Here is a relatively quick way to get an approximate answer.
Let $k$ be the number of steps to the end (in this case $12$), and $n$ the number of sides on the die.
First you need to look at the end game.
Now to estimate the number of throws until we reach the end game:
We need to minimise this.
With a little more work than Jaap's very nice approximate answer we can explicitly calculate the values we need. Pick a die -- say it has $n$ sides -- and let $a_j$ be the expected number of turns when you are $j$ spaces away from winning. Obviously $a_0=0$, and Jaap's insight about how the game ends shows that $a_j=1/n$ when $1\leq j\leq n$. After that we ...
This game is also known as Treblecross.
There is a neat way to think about this game. As soon as you place an X next to another X, or one away from another X you lose because the opponent can make three in a row. Therefore the Xs need to be a distance of at least 2 apart. You can think of each X being in the middle of a 3x1 bar that you place on the board, ...
Simulating in C# / LINQPad:
Random rnd = new Random();
// Define other methods and classes here
var tries = new List<List<int>>();
for (int n = 2; n <= 12; ++n)
var dieTries = new List<int>();
for (var t = 0; t < 500000; ++t)
I found several by hand with 13 steps, then wrote a program... which found hundreds more solutions with 13 steps, and I was beginning to think that maybe there was no solution for 12 and then my program spat-out this:
Edit1: Another solution found by the silly program:
Edit2: I have my code available. It is written in Java. I tested it against the earlier ...
Here's another solution using the fact that $\triangle ABC$ and $\triangle ABD$ have the same area if $AB \parallel CD$:
The reason is that $CE = DF$, so $\frac12 AB \cdot CE = \frac12 AB \cdot DF$.
Now, since $DG \parallel EK$ and $BD \parallel EG$, we have
$\triangle DGK = \triangle DEG = \triangle BEG$ in area:
The result is hence
The diameter of the smallest circle is
The configuration is an instance of a
modified by the geometric transformation
We start with a similar but more symmetrical figure
Then we apply inversion in the circle centred at R
It is easy to verify that, by the properties of inversion in a circle, circle E is mapped to line OJ (circle E passes through R so it ...
The diameter of the smallest circle is
Let's put the figure in a Cartesian plane: (half of the figure is omitted due to symmetry)
Denote the radii of the four circles by $R_P = \frac12$, $R_A$, $R_B$, and $R_C$, respectively.
We see that $R_A$ is the ordinate of $A$ and that $1 - R_B$ is the ordinate of $B$.
Since $PA = R_A + \frac12$ is also the distance ...

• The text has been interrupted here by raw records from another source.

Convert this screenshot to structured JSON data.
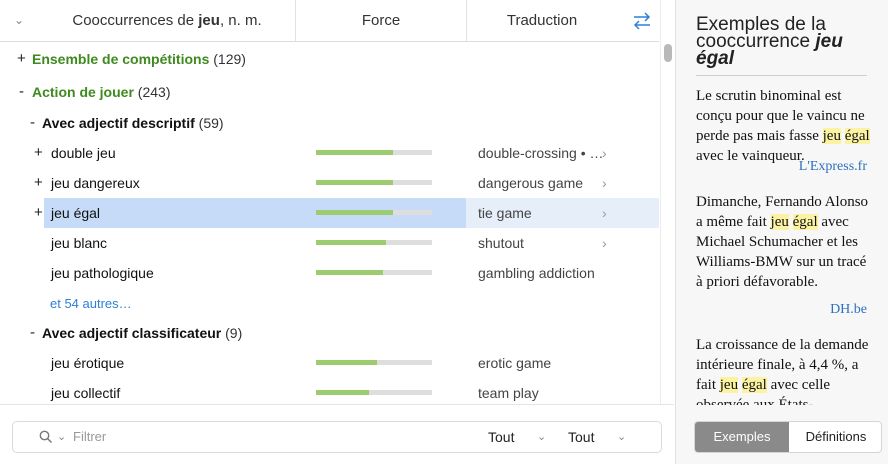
{
  "header": {
    "title_prefix": "Cooccurrences de ",
    "title_word": "jeu",
    "title_suffix": ", n. m.",
    "force_label": "Force",
    "traduction_label": "Traduction"
  },
  "rows": {
    "g1": {
      "exp": "+",
      "label": "Ensemble de compétitions",
      "count": "(129)"
    },
    "g2": {
      "exp": "-",
      "label": "Action de jouer",
      "count": "(243)"
    },
    "s1": {
      "exp": "-",
      "label": "Avec adjectif descriptif",
      "count": "(59)"
    },
    "r1": {
      "exp": "+",
      "word": "double jeu",
      "force": 0.66,
      "trad": "double-crossing • …"
    },
    "r2": {
      "exp": "+",
      "word": "jeu dangereux",
      "force": 0.66,
      "trad": "dangerous game"
    },
    "r3": {
      "exp": "+",
      "word": "jeu égal",
      "force": 0.66,
      "trad": "tie game"
    },
    "r4": {
      "word": "jeu blanc",
      "force": 0.6,
      "trad": "shutout"
    },
    "r5": {
      "word": "jeu pathologique",
      "force": 0.58,
      "trad": "gambling addiction"
    },
    "more": "et 54 autres…",
    "s2": {
      "exp": "-",
      "label": "Avec adjectif classificateur",
      "count": "(9)"
    },
    "r6": {
      "word": "jeu érotique",
      "force": 0.53,
      "trad": "erotic game"
    },
    "r7": {
      "word": "jeu collectif",
      "force": 0.46,
      "trad": "team play"
    }
  },
  "arrow_glyph": "›",
  "filter": {
    "placeholder": "Filtrer",
    "select1": "Tout",
    "select2": "Tout"
  },
  "panel": {
    "title_line": "Exemples de la cooccurrence",
    "title_term": "jeu égal",
    "examples": [
      {
        "before": "Le scrutin binominal est conçu pour que le vaincu ne perde pas mais fasse ",
        "hl1": "jeu",
        "mid": " ",
        "hl2": "égal",
        "after": " avec le vainqueur.",
        "source": "L'Express.fr"
      },
      {
        "before": "Dimanche, Fernando Alonso a même fait ",
        "hl1": "jeu",
        "mid": " ",
        "hl2": "égal",
        "after": " avec Michael Schumacher et les Williams-BMW sur un tracé à priori défavorable.",
        "source": "DH.be"
      },
      {
        "before": "La croissance de la demande intérieure finale, à 4,4 %, a fait ",
        "hl1": "jeu",
        "mid": " ",
        "hl2": "égal",
        "after": " avec celle observée aux États-",
        "source": ""
      }
    ],
    "btn_examples": "Exemples",
    "btn_definitions": "Définitions"
  },
  "colors": {
    "accent": "#2d7fd8",
    "group": "#3f8a1e",
    "bar": "#9ccc6f",
    "selection": "#c6dbf7",
    "highlight": "#fbf3a2"
  }
}
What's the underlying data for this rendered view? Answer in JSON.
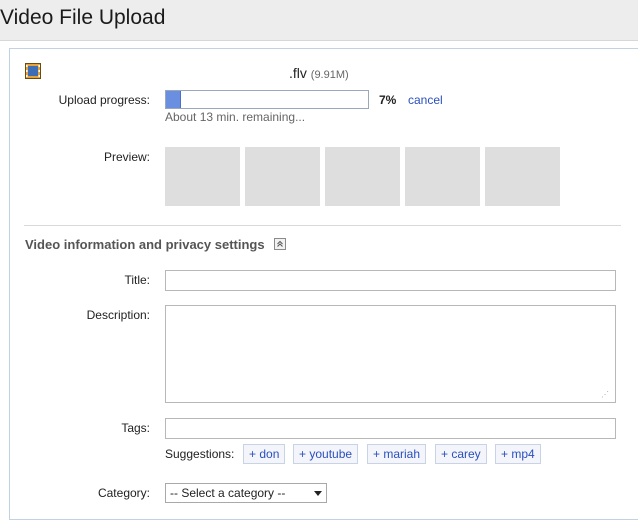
{
  "header": {
    "title": "Video File Upload"
  },
  "file": {
    "name": ".flv",
    "size": "(9.91M)",
    "icon": "film-icon"
  },
  "upload": {
    "label": "Upload progress:",
    "progress": 0.07,
    "percent_text": "7%",
    "cancel_label": "cancel",
    "remaining_text": "About 13 min. remaining..."
  },
  "preview": {
    "label": "Preview:",
    "thumbnail_count": 5
  },
  "section": {
    "title": "Video information and privacy settings",
    "toggle_icon": "collapse-up-icon"
  },
  "form": {
    "title_label": "Title:",
    "title_value": "",
    "description_label": "Description:",
    "description_value": "",
    "tags_label": "Tags:",
    "tags_value": "",
    "suggestions_label": "Suggestions:",
    "suggestions": [
      "+ don",
      "+ youtube",
      "+ mariah",
      "+ carey",
      "+ mp4"
    ],
    "category_label": "Category:",
    "category_selected": "-- Select a category --"
  },
  "colors": {
    "progress_fill": "#6b8fe0",
    "link": "#2a4fbf",
    "panel_border": "#c3d2e2"
  }
}
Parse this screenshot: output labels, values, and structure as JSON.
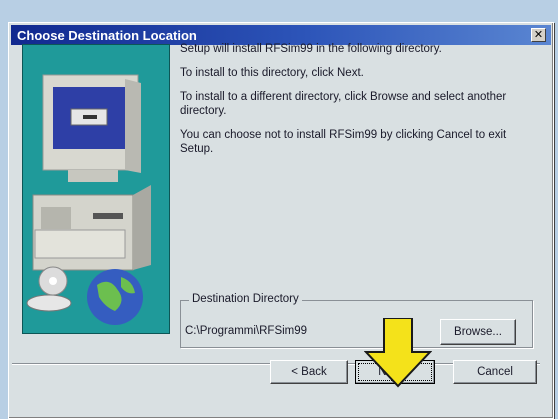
{
  "window": {
    "title": "Choose Destination Location",
    "close_glyph": "✕"
  },
  "body": {
    "line1": "Setup will install RFSim99 in the following directory.",
    "line2": "To install to this directory, click Next.",
    "line3": "To install to a different directory, click Browse and select another directory.",
    "line4": "You can choose not to install RFSim99 by clicking Cancel to exit Setup."
  },
  "destination": {
    "group_label": "Destination Directory",
    "path": "C:\\Programmi\\RFSim99",
    "browse_label": "Browse..."
  },
  "buttons": {
    "back_label": "< Back",
    "next_label": "Next >",
    "cancel_label": "Cancel"
  },
  "colors": {
    "titlebar_start": "#11298f",
    "titlebar_end": "#5a86d2",
    "dialog_bg": "#d9e0e2",
    "artwork_bg": "#1f9a9a",
    "highlight_arrow": "#f4e21a"
  },
  "icons": {
    "artwork": "computer-with-cd-and-globe-illustration",
    "annotation": "down-arrow-icon"
  }
}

This is actually much easier than it looks. You can simply use any consistent method for separating the the tetrad pieces. By consistent I mean that if two stage 3 positions can be brought to a stage 4 position by the same set of moves, then the two positions get the same tetrad twist number. Note however that you don't need to figure out what those moves ...
Multiple answers seem to be valid, for example
It seems that the question was in fact missing a tag, as I needed to make use of
to arrive at the answer process which was:
Perhaps the flavour text about the donuts
Taking the clues given:
For the "wrong" answer given:
for example (explaining the examples given at the start of ...
I decided to let my computer solve it, and it found the following solution:
This is the same as hexomino's latest solution, who updated his post with this shortly before I posted this answer.
Assuming my program is correct, this is optimal.
To show this is indeed a solution:
The second-best solution has box sizes that are coprime:
Using 4 or 5 display ...
I found this:
If this is right, it took me four tries, so while not trivial, I'm not sure I'd label it as 'Expert' unless that is low on your scale of difficulty. Otherwise maybe I am not understanding the rules. But I can see how the mechanics could make later puzzles much more interesting. Keep up the good work!
Here's a "manual" solution.
Let's start by noticing that there are 21 changes between consecutive digits (there are implicit zeroes to the left and the right), and an operation can eliminate at most 2 of them, one at either end of the changed digit string. This means that 11 moves is an absolute lower bound.
So, let's start by finding all the ...